“I was quite shocked when Dr Faraj said he was going do the surgery here as opposed to Norwest, because I didn’t’ think that they could do it at Hawkesbury,” Mrs Reynolds said. “It’s easy for my family as they are only five minutes away.”
Mrs Reynolds was happy to share her story with the Gazette as she had such a good experience, despite what she was going through.
She’d gone into Hawkesbury Hospital with a diverticulitis attack and was admitted to via the emergency department.
“The radiologist did a scan of my stomach, which happened to show my breasts,” she said. “The radiologist found two lumps in my breast.
“At the time I was under the care of Dr Shadi Faraj for diverticulitis, and his two registrars organised for me to have biopsies of the lumps done while I was in hospital.
“I was also diagnosed with an ovarian cyst and the registrars were trying to get me in to see gynaecologist Dr Richa Gulati.
“I went to see Dr Gulati on the Tuesday after I left hospital, and she had my biopsy results and told me that I had breast cancer.

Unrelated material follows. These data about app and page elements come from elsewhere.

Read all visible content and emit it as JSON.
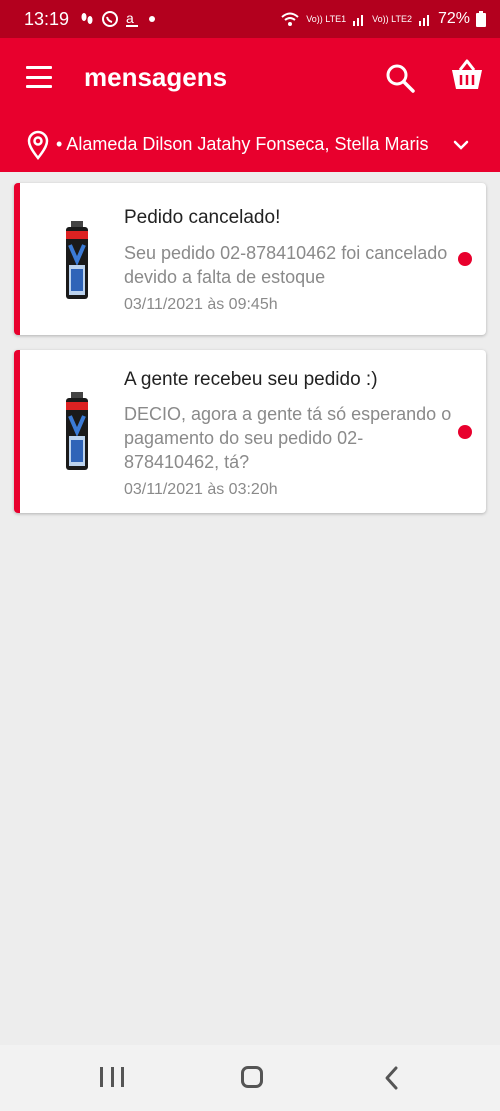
{
  "status_bar": {
    "time": "13:19",
    "notification_icons": [
      "footprints-icon",
      "whatsapp-icon",
      "amazon-icon",
      "dot-icon"
    ],
    "lte1_label": "Vo)) LTE1",
    "lte2_label": "Vo)) LTE2",
    "battery": "72%"
  },
  "app_bar": {
    "title": "mensagens",
    "menu_icon": "hamburger-icon",
    "search_icon": "search-icon",
    "cart_icon": "basket-icon"
  },
  "location": {
    "address": "• Alameda Dilson Jatahy Fonseca, Stella Maris"
  },
  "messages": [
    {
      "title": "Pedido cancelado!",
      "body": "Seu pedido 02-878410462 foi cancelado devido a falta de estoque",
      "date": "03/11/2021 às 09:45h",
      "unread": true
    },
    {
      "title": "A gente recebeu seu pedido :)",
      "body": "DECIO, agora a gente tá só esperando o pagamento do seu pedido 02-878410462, tá?",
      "date": "03/11/2021 às 03:20h",
      "unread": true
    }
  ],
  "colors": {
    "brand": "#e8002d",
    "status_bar": "#b3001e",
    "background": "#ededed",
    "muted_text": "#8a8a8a"
  },
  "nav": {
    "recent_icon": "recent-apps-icon",
    "home_icon": "home-icon",
    "back_icon": "back-icon"
  }
}
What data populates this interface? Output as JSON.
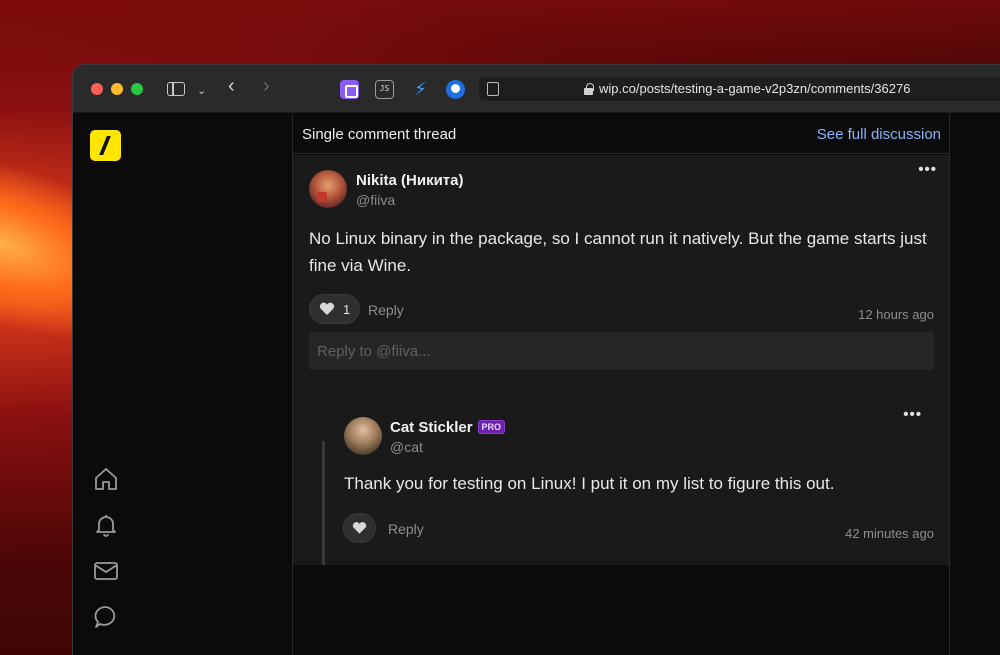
{
  "browser": {
    "url": "wip.co/posts/testing-a-game-v2p3zn/comments/36276",
    "extensions": [
      "extension-purple-icon",
      "js-extension-icon",
      "bolt-extension-icon",
      "globe-extension-icon"
    ]
  },
  "header": {
    "title": "Single comment thread",
    "link": "See full discussion"
  },
  "comments": [
    {
      "author": "Nikita (Никита)",
      "handle": "@fiiva",
      "body": "No Linux binary in the package, so I cannot run it natively. But the game starts just fine via Wine.",
      "likes": "1",
      "reply_label": "Reply",
      "time": "12 hours ago",
      "reply_placeholder": "Reply to @fiiva..."
    },
    {
      "author": "Cat Stickler",
      "badge": "PRO",
      "handle": "@cat",
      "body": "Thank you for testing on Linux! I put it on my list to figure this out.",
      "reply_label": "Reply",
      "time": "42 minutes ago"
    }
  ],
  "colors": {
    "accent_logo": "#ffe600",
    "link": "#8ab4f8",
    "pro_badge": "#6b21a8"
  }
}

“I saw my GP at Rouse Hill, and said ‘this is what’s happening’ and took my results. He said he would refer me to an oncologist, and I said, ‘actually I’ve got one’, and showed him Dr Faraj’s card.
“I saw Dr Faraj on the Friday morning and he went through it all with me; and told me the options I had, and what was possible. He was one of the nicest doctors I’ve ever dealt with and made me feel very comfortable, which was so important.”
She said she didn’t feel like mucking about and wanted to get the breast off but asked her husband Ray what he thought first.
“He said ‘the choice is yours but that’s what I think too’. I said, ‘yep, it’s coming off’.
“Dr Faraj booked me in for surgery two weeks after my appointment. The whole time I was in here, his registrars came in and saw me every day and he came in a couple of times to see me too.
“When the biopsy showed there was cancer in my lymph nodes he booked me in to have them taken out too. The whole journey has been just on a month now.
“I am very impressed with Dr Faraj. The two times that I’ve been into surgery with him, he’s come into the theatre and touched me and said ‘you’ll be right, we’re going to get through this and we’re going to take very good care of you,’ which was so reassuring and put my mind at ease and made me feel much more comfortable.
“After both surgeries, he’s come to speak to me to let me know that they went really well. He’s got such a lovely bedside manner.
“I must say that Dr Faraj is probably one of the best doctors I have ever met. Not only that, he organised things for me very quickly. You know that this is a traumatic thing that you have to go through, but the fact that he has organised things so quickly has been such a relief.
“After my mastectomy, Dr Faraj organised for the breast nurse to come to my home as I still had a drain in. And the breast nurse has organised for all this information to come to me from the Breast Cancer Council.
“The nursing staff at HDHS have been fantastic too. I am so appreciative for Dr Faraj’s whole team, they have saved my life.”